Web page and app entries

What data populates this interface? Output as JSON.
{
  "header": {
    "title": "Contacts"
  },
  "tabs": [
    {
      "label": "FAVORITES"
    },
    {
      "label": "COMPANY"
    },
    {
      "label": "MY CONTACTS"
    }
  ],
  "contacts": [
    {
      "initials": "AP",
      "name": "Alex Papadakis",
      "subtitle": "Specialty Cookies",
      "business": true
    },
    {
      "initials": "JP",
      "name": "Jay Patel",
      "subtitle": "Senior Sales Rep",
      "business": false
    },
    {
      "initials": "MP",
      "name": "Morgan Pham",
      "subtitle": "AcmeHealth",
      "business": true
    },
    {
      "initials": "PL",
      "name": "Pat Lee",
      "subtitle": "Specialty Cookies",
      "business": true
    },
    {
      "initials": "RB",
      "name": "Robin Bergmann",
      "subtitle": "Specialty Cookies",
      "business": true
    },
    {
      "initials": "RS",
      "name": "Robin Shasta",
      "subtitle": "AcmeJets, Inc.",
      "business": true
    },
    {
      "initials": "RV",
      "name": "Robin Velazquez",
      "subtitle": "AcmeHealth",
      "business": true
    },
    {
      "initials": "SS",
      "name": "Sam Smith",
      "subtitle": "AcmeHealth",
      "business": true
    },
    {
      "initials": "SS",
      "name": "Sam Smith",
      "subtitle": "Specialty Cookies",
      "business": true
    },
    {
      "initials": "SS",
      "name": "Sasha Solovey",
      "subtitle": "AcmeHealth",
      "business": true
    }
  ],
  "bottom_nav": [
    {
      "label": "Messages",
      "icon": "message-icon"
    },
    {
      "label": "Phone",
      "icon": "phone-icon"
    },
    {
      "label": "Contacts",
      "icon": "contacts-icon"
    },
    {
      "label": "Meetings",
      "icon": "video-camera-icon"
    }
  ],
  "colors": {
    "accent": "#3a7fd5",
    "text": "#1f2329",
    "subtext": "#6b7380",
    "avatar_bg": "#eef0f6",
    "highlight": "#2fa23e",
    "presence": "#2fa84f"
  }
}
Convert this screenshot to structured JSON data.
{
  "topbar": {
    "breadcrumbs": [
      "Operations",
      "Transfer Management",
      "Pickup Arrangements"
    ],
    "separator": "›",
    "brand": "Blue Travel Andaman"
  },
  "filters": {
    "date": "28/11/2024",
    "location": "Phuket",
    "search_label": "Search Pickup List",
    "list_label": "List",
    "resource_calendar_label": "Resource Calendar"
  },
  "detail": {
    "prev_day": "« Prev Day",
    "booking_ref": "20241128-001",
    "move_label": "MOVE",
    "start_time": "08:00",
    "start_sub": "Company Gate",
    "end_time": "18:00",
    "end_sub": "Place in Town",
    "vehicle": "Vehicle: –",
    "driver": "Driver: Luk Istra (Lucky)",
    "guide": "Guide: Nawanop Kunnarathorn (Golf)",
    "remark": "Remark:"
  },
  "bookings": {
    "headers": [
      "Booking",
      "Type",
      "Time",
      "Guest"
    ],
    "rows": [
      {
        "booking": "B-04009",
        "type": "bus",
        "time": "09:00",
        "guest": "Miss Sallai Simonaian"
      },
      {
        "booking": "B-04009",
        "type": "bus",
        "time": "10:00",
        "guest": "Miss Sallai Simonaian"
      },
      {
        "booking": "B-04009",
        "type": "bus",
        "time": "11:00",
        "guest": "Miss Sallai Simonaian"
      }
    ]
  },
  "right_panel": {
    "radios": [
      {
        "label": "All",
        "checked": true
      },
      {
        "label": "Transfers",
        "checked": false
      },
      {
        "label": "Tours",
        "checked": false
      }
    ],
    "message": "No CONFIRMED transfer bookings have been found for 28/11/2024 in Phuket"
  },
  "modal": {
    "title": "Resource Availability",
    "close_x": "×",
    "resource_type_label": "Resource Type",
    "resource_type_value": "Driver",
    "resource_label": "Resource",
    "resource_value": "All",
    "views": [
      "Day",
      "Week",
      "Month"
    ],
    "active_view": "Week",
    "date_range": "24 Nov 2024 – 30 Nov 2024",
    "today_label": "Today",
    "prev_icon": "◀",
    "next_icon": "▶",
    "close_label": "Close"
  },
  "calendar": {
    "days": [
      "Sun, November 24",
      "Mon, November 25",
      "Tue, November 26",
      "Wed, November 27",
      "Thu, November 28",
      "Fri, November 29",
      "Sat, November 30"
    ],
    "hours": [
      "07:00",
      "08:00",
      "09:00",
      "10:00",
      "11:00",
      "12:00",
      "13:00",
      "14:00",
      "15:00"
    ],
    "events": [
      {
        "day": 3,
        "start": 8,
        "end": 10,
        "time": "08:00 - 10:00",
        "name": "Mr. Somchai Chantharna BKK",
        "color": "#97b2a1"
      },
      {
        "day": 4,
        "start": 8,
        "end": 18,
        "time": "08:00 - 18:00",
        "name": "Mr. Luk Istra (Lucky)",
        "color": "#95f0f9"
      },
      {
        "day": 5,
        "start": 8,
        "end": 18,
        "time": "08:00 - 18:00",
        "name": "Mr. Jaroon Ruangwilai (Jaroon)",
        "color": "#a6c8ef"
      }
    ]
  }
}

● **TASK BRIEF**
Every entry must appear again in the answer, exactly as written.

● **RESPONSE**
What data populates this interface? Output as JSON.
{
  "header": {
    "title": "Contacts"
  },
  "tabs": [
    {
      "label": "FAVORITES"
    },
    {
      "label": "COMPANY"
    },
    {
      "label": "MY CONTACTS"
    }
  ],
  "contacts": [
    {
      "initials": "AP",
      "name": "Alex Papadakis",
      "subtitle": "Specialty Cookies",
      "business": true
    },
    {
      "initials": "JP",
      "name": "Jay Patel",
      "subtitle": "Senior Sales Rep",
      "business": false
    },
    {
      "initials": "MP",
      "name": "Morgan Pham",
      "subtitle": "AcmeHealth",
      "business": true
    },
    {
      "initials": "PL",
      "name": "Pat Lee",
      "subtitle": "Specialty Cookies",
      "business": true
    },
    {
      "initials": "RB",
      "name": "Robin Bergmann",
      "subtitle": "Specialty Cookies",
      "business": true
    },
    {
      "initials": "RS",
      "name": "Robin Shasta",
      "subtitle": "AcmeJets, Inc.",
      "business": true
    },
    {
      "initials": "RV",
      "name": "Robin Velazquez",
      "subtitle": "AcmeHealth",
      "business": true
    },
    {
      "initials": "SS",
      "name": "Sam Smith",
      "subtitle": "AcmeHealth",
      "business": true
    },
    {
      "initials": "SS",
      "name": "Sam Smith",
      "subtitle": "Specialty Cookies",
      "business": true
    },
    {
      "initials": "SS",
      "name": "Sasha Solovey",
      "subtitle": "AcmeHealth",
      "business": true
    }
  ],
  "bottom_nav": [
    {
      "label": "Messages",
      "icon": "message-icon"
    },
    {
      "label": "Phone",
      "icon": "phone-icon"
    },
    {
      "label": "Contacts",
      "icon": "contacts-icon"
    },
    {
      "label": "Meetings",
      "icon": "video-camera-icon"
    }
  ],
  "colors": {
    "accent": "#3a7fd5",
    "text": "#1f2329",
    "subtext": "#6b7380",
    "avatar_bg": "#eef0f6",
    "highlight": "#2fa23e",
    "presence": "#2fa84f"
  }
}
Convert this screenshot to structured JSON data.
{
  "topbar": {
    "breadcrumbs": [
      "Operations",
      "Transfer Management",
      "Pickup Arrangements"
    ],
    "separator": "›",
    "brand": "Blue Travel Andaman"
  },
  "filters": {
    "date": "28/11/2024",
    "location": "Phuket",
    "search_label": "Search Pickup List",
    "list_label": "List",
    "resource_calendar_label": "Resource Calendar"
  },
  "detail": {
    "prev_day": "« Prev Day",
    "booking_ref": "20241128-001",
    "move_label": "MOVE",
    "start_time": "08:00",
    "start_sub": "Company Gate",
    "end_time": "18:00",
    "end_sub": "Place in Town",
    "vehicle": "Vehicle: –",
    "driver": "Driver: Luk Istra (Lucky)",
    "guide": "Guide: Nawanop Kunnarathorn (Golf)",
    "remark": "Remark:"
  },
  "bookings": {
    "headers": [
      "Booking",
      "Type",
      "Time",
      "Guest"
    ],
    "rows": [
      {
        "booking": "B-04009",
        "type": "bus",
        "time": "09:00",
        "guest": "Miss Sallai Simonaian"
      },
      {
        "booking": "B-04009",
        "type": "bus",
        "time": "10:00",
        "guest": "Miss Sallai Simonaian"
      },
      {
        "booking": "B-04009",
        "type": "bus",
        "time": "11:00",
        "guest": "Miss Sallai Simonaian"
      }
    ]
  },
  "right_panel": {
    "radios": [
      {
        "label": "All",
        "checked": true
      },
      {
        "label": "Transfers",
        "checked": false
      },
      {
        "label": "Tours",
        "checked": false
      }
    ],
    "message": "No CONFIRMED transfer bookings have been found for 28/11/2024 in Phuket"
  },
  "modal": {
    "title": "Resource Availability",
    "close_x": "×",
    "resource_type_label": "Resource Type",
    "resource_type_value": "Driver",
    "resource_label": "Resource",
    "resource_value": "All",
    "views": [
      "Day",
      "Week",
      "Month"
    ],
    "active_view": "Week",
    "date_range": "24 Nov 2024 – 30 Nov 2024",
    "today_label": "Today",
    "prev_icon": "◀",
    "next_icon": "▶",
    "close_label": "Close"
  },
  "calendar": {
    "days": [
      "Sun, November 24",
      "Mon, November 25",
      "Tue, November 26",
      "Wed, November 27",
      "Thu, November 28",
      "Fri, November 29",
      "Sat, November 30"
    ],
    "hours": [
      "07:00",
      "08:00",
      "09:00",
      "10:00",
      "11:00",
      "12:00",
      "13:00",
      "14:00",
      "15:00"
    ],
    "events": [
      {
        "day": 3,
        "start": 8,
        "end": 10,
        "time": "08:00 - 10:00",
        "name": "Mr. Somchai Chantharna BKK",
        "color": "#97b2a1"
      },
      {
        "day": 4,
        "start": 8,
        "end": 18,
        "time": "08:00 - 18:00",
        "name": "Mr. Luk Istra (Lucky)",
        "color": "#95f0f9"
      },
      {
        "day": 5,
        "start": 8,
        "end": 18,
        "time": "08:00 - 18:00",
        "name": "Mr. Jaroon Ruangwilai (Jaroon)",
        "color": "#a6c8ef"
      }
    ]
  }
}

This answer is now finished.